# Task instructions
Using "JSON" as the search string, find the matching lines below and copy them.

Items from an interface collection
# # # # # # #
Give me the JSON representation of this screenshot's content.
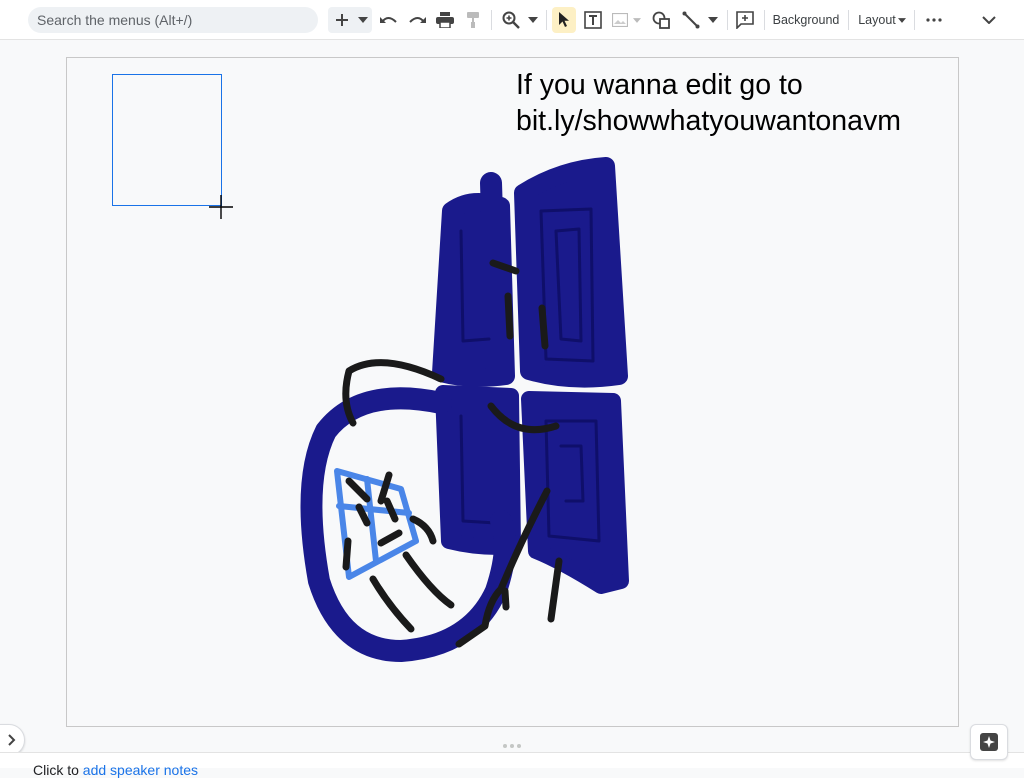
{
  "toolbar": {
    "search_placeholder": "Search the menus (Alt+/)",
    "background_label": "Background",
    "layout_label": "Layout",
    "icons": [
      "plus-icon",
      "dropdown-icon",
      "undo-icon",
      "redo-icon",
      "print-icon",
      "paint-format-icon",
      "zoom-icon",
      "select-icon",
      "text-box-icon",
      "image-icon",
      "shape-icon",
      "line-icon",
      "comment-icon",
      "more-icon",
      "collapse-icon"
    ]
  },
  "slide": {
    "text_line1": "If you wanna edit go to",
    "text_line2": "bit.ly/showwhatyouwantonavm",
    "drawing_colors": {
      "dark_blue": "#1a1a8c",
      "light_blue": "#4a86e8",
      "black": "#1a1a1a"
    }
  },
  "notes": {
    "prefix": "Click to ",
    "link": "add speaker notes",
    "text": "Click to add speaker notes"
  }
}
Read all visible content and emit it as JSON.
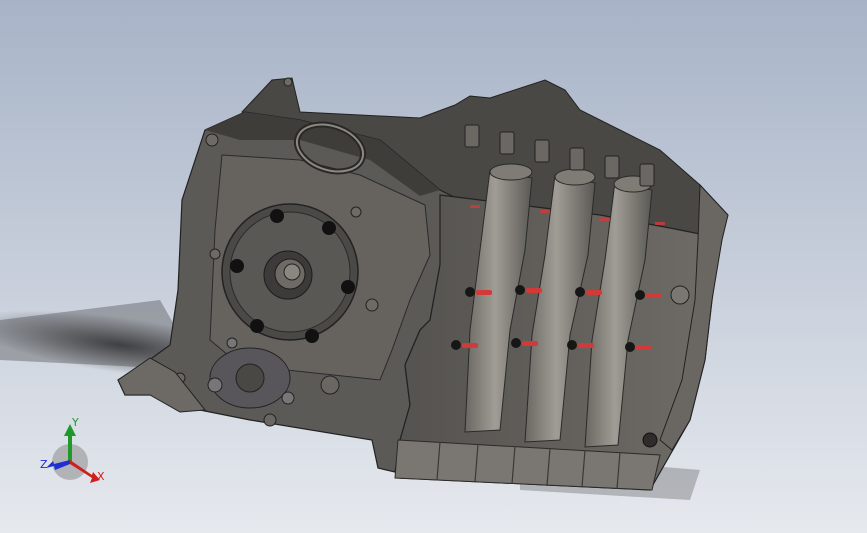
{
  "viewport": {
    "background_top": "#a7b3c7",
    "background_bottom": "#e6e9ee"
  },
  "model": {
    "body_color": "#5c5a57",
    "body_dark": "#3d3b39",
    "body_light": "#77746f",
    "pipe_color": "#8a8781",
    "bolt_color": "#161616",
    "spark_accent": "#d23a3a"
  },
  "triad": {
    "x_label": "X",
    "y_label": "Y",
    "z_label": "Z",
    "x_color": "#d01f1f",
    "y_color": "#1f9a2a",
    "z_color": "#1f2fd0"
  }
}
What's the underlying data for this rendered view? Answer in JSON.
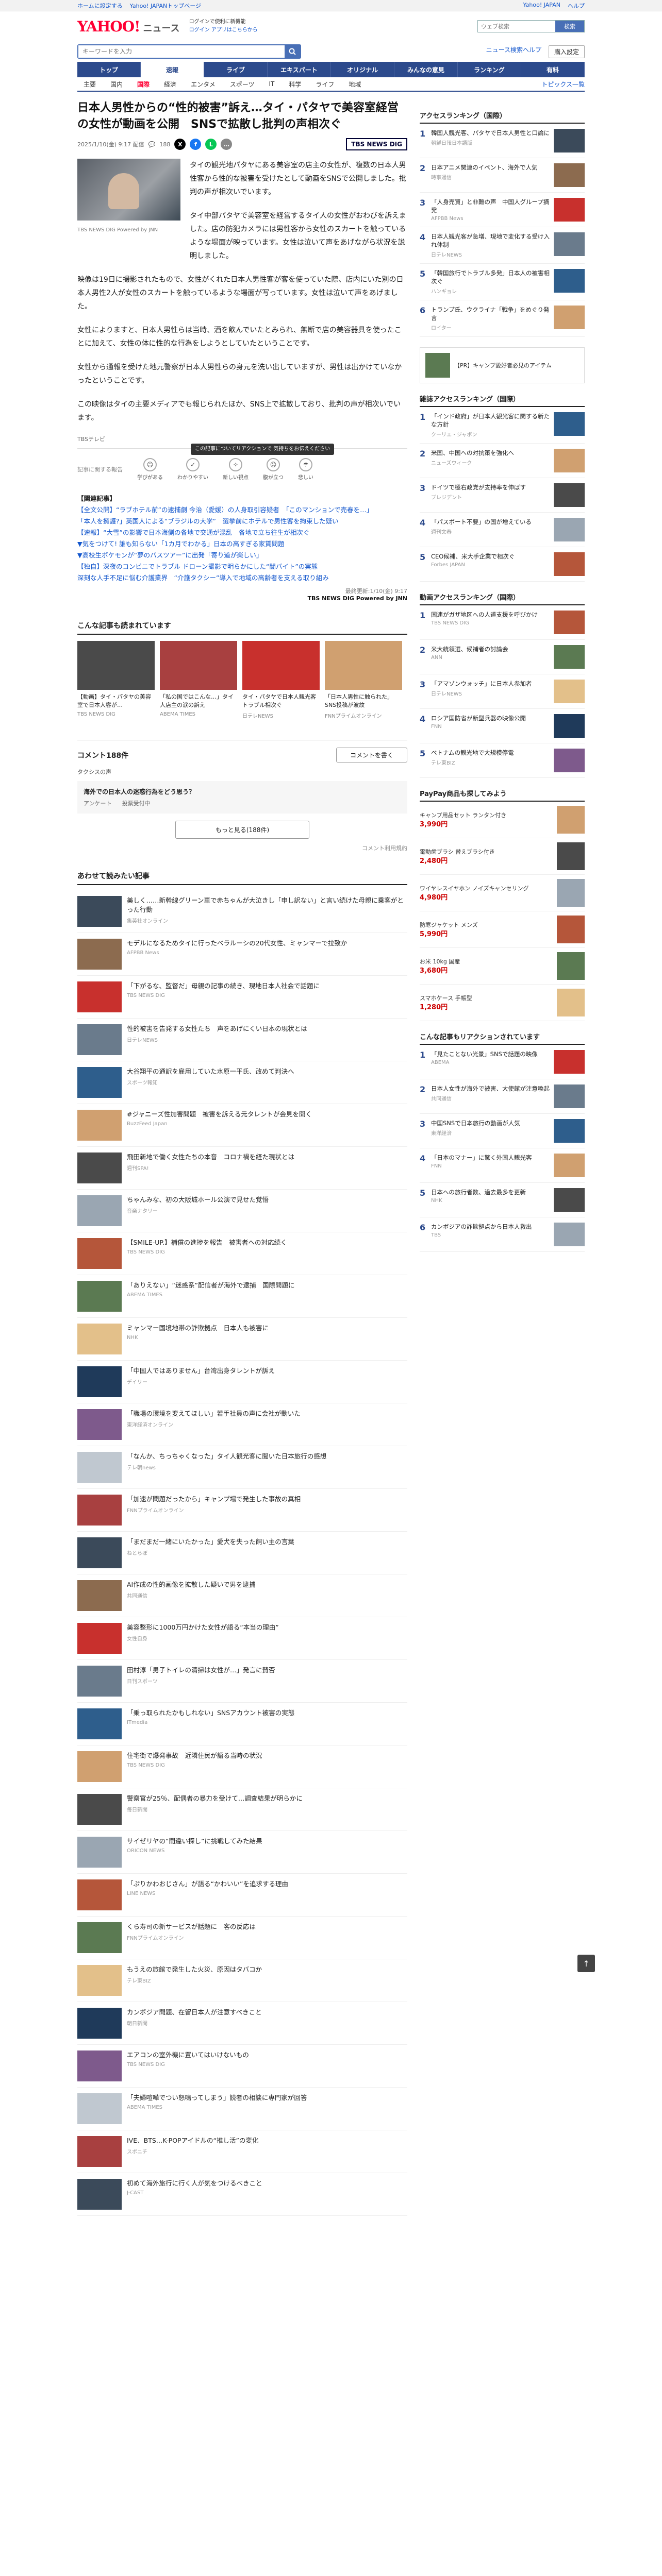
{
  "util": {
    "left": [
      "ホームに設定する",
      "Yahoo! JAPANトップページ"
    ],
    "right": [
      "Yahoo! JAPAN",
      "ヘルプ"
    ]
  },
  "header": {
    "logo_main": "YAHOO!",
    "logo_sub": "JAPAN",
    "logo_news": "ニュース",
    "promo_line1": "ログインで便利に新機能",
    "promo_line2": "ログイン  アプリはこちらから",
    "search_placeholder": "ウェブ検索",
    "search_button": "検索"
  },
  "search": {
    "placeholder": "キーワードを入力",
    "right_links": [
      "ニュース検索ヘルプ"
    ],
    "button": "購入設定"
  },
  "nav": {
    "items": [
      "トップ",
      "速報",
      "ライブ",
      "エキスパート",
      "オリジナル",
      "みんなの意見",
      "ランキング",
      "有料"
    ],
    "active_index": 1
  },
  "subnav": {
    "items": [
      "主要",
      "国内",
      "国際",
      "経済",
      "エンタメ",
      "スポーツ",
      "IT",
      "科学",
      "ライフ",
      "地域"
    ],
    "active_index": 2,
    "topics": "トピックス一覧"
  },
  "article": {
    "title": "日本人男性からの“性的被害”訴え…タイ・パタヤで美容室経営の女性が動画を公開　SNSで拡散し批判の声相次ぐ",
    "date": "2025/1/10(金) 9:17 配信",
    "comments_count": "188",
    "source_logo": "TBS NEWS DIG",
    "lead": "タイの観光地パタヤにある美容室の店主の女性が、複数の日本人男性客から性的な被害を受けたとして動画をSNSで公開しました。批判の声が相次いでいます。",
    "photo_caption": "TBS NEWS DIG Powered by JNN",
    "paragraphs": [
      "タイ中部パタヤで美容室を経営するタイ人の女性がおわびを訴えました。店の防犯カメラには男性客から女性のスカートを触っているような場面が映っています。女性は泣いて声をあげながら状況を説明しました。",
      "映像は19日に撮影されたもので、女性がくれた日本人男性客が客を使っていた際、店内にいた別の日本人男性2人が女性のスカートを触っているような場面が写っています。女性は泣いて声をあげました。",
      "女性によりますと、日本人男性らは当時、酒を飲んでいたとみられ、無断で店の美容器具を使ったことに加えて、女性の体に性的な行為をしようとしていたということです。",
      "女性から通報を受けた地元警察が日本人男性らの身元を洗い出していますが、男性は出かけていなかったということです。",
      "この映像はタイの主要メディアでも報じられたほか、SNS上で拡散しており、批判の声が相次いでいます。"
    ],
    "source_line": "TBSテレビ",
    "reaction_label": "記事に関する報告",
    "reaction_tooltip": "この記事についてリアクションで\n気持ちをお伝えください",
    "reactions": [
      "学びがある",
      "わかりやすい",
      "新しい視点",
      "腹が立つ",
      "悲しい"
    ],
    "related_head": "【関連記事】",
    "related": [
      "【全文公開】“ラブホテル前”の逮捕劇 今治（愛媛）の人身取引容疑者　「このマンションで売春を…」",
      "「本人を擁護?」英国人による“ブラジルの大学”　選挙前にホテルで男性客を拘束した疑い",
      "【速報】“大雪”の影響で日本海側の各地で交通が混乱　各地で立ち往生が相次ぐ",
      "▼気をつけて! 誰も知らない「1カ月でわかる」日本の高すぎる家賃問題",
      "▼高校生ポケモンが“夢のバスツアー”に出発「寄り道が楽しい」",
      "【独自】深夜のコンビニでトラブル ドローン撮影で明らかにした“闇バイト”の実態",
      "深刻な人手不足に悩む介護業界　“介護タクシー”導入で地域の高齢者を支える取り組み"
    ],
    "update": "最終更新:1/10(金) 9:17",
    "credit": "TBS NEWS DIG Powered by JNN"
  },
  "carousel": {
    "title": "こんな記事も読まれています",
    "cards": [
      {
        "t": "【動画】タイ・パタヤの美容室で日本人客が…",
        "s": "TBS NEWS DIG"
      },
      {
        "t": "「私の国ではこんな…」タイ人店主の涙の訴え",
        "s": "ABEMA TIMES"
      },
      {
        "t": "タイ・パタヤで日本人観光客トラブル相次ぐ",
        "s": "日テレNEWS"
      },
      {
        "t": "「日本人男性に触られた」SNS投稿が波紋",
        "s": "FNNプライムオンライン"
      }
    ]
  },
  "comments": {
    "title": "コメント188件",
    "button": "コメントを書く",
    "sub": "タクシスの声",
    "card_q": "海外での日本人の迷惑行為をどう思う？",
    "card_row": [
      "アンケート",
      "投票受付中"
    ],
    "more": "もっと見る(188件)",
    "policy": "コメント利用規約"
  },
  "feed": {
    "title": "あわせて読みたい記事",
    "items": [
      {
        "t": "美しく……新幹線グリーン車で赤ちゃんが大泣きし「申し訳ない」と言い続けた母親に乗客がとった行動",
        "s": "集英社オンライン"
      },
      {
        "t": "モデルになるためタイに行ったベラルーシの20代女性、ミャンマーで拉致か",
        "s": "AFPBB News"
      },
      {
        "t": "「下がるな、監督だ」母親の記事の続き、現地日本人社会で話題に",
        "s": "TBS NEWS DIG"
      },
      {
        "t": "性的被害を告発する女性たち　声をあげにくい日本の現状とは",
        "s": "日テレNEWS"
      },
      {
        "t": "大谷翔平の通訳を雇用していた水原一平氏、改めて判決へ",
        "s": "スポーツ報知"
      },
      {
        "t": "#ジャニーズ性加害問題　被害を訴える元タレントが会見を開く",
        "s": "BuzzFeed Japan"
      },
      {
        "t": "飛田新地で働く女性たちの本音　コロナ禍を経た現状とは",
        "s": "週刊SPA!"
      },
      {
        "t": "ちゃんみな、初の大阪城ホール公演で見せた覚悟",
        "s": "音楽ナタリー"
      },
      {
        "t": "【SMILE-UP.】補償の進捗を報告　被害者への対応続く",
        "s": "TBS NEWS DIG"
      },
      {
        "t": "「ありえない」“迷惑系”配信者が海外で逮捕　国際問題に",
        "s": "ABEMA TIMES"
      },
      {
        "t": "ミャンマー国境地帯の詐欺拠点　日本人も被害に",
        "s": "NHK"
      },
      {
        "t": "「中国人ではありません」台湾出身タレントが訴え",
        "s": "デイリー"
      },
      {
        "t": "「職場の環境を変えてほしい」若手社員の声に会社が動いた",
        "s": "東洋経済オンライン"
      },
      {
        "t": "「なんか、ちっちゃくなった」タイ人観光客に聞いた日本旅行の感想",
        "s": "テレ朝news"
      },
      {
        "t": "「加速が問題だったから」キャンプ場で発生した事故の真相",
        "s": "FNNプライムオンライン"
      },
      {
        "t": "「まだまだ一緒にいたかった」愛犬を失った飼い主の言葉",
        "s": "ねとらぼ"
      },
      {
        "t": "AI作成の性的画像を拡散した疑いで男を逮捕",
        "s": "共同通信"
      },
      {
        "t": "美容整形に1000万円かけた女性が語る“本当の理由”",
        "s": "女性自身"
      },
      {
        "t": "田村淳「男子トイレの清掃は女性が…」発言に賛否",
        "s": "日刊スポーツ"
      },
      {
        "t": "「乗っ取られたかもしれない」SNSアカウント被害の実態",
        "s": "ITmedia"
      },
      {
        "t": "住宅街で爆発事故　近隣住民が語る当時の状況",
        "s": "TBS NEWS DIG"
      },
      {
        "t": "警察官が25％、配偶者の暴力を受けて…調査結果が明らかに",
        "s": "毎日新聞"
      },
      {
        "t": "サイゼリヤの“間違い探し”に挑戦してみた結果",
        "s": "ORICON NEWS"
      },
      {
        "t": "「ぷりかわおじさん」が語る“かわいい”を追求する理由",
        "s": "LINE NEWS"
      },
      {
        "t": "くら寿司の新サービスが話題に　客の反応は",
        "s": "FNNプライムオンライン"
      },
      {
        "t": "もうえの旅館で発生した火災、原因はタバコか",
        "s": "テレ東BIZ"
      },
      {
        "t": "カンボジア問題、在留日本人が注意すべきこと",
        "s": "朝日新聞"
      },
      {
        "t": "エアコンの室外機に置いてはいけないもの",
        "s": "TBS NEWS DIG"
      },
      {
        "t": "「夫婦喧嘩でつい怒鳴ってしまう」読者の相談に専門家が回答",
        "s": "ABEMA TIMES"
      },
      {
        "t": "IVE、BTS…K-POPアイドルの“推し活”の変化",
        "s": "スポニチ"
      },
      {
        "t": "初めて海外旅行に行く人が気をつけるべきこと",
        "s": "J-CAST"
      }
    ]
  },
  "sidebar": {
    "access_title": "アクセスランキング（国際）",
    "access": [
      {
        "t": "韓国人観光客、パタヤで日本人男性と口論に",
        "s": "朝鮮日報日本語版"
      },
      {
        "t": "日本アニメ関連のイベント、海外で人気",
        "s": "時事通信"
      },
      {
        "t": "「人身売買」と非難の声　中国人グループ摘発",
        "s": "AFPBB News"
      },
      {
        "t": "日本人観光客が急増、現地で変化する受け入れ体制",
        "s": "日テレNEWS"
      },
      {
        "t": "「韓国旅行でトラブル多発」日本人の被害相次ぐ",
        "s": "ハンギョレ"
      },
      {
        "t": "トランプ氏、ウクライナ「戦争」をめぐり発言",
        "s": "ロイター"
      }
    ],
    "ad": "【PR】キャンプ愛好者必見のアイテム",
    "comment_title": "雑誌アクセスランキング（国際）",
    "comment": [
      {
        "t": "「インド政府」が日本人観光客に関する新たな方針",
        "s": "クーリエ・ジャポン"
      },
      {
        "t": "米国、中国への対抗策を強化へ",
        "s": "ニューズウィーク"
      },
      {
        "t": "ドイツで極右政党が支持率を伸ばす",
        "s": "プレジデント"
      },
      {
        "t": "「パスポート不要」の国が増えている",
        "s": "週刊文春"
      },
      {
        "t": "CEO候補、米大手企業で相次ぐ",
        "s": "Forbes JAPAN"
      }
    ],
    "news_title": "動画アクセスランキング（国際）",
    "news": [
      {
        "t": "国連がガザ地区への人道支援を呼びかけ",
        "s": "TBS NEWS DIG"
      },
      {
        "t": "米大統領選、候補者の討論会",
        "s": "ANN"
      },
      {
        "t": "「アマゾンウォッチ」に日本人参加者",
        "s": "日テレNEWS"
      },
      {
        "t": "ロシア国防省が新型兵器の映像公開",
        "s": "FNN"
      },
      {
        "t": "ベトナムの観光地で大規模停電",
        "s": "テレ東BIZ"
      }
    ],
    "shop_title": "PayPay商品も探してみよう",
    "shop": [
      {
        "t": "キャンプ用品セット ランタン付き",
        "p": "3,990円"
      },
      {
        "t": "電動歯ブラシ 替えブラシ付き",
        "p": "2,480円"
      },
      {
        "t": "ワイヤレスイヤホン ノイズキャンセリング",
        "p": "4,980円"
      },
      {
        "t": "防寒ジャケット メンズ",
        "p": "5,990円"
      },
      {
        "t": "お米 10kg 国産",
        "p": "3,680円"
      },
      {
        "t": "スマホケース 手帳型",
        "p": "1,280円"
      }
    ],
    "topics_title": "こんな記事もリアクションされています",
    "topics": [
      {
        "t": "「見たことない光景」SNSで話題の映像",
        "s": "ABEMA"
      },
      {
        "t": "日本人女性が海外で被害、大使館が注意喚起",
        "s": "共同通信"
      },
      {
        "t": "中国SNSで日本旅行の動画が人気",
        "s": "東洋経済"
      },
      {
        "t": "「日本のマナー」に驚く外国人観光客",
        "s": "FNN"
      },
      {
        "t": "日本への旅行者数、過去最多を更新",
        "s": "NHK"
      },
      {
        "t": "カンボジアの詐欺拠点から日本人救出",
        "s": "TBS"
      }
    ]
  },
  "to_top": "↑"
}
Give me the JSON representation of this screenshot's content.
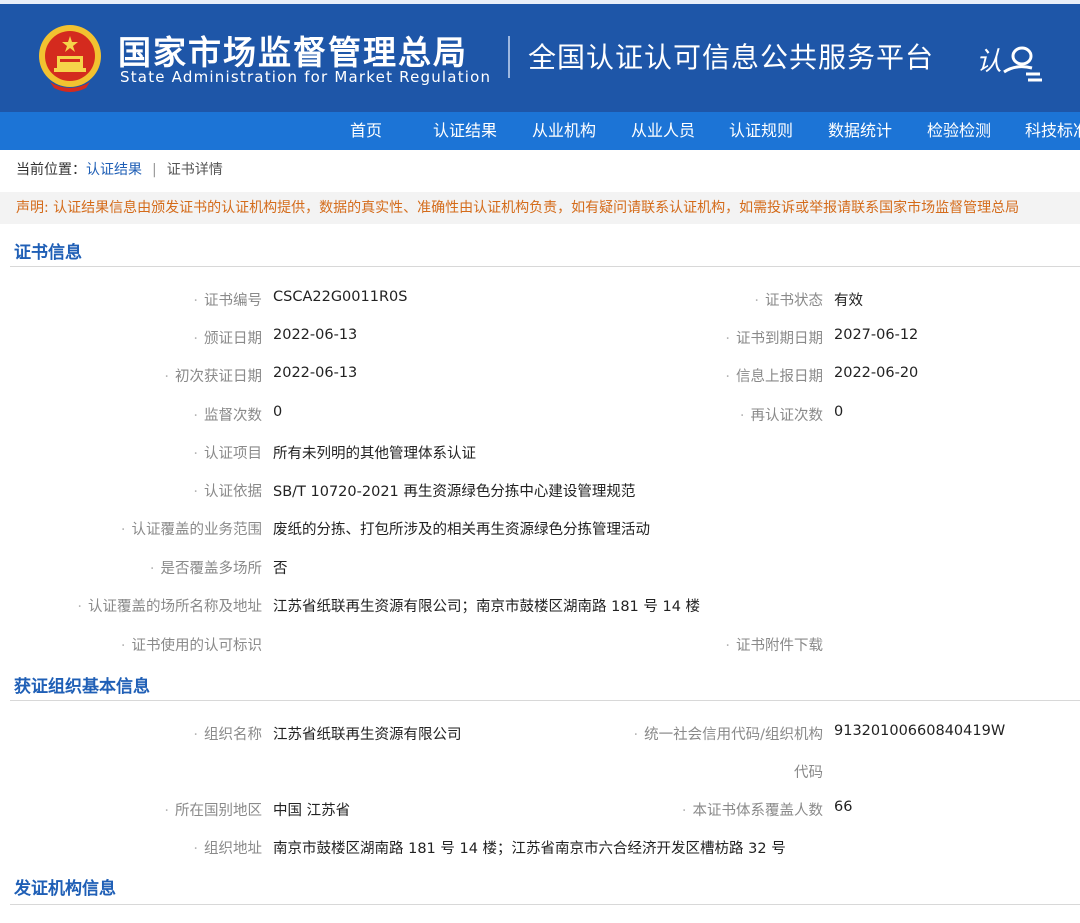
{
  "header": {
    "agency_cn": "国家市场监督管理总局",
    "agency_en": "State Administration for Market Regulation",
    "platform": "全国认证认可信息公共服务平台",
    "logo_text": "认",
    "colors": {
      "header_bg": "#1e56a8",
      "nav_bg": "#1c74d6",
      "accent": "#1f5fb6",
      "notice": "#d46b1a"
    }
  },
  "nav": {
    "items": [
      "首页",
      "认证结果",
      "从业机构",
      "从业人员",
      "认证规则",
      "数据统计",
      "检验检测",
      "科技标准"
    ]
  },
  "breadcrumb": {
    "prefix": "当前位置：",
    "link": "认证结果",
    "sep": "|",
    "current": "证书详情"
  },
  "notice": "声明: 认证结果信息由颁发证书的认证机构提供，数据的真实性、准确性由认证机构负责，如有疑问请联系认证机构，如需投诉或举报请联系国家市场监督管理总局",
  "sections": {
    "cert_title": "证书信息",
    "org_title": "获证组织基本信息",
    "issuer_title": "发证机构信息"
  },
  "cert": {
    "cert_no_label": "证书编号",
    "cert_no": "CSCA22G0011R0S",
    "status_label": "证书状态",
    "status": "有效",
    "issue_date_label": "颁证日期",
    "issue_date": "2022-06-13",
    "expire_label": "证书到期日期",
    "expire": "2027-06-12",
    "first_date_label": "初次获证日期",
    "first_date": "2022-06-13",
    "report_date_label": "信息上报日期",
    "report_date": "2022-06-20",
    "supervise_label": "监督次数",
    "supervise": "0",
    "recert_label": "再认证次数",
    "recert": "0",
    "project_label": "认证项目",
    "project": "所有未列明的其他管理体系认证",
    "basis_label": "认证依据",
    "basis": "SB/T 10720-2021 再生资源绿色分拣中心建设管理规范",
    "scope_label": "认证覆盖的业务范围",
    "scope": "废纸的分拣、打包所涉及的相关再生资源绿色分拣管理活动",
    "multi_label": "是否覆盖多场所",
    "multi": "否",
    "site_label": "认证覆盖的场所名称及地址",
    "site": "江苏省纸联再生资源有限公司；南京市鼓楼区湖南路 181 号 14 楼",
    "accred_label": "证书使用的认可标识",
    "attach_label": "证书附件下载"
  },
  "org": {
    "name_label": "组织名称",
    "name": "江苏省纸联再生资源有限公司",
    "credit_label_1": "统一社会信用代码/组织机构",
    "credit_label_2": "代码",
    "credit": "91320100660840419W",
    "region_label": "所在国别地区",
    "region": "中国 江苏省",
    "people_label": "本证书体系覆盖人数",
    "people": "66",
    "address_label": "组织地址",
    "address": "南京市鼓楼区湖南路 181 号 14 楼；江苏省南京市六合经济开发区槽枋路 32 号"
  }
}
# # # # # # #
# Solved exercise
Give me the JSON representation of this screenshot's content.
Read all visible content and emit it as JSON.
What's the underlying data for this rendered view? Answer in JSON.
Give me the JSON representation of this screenshot's content.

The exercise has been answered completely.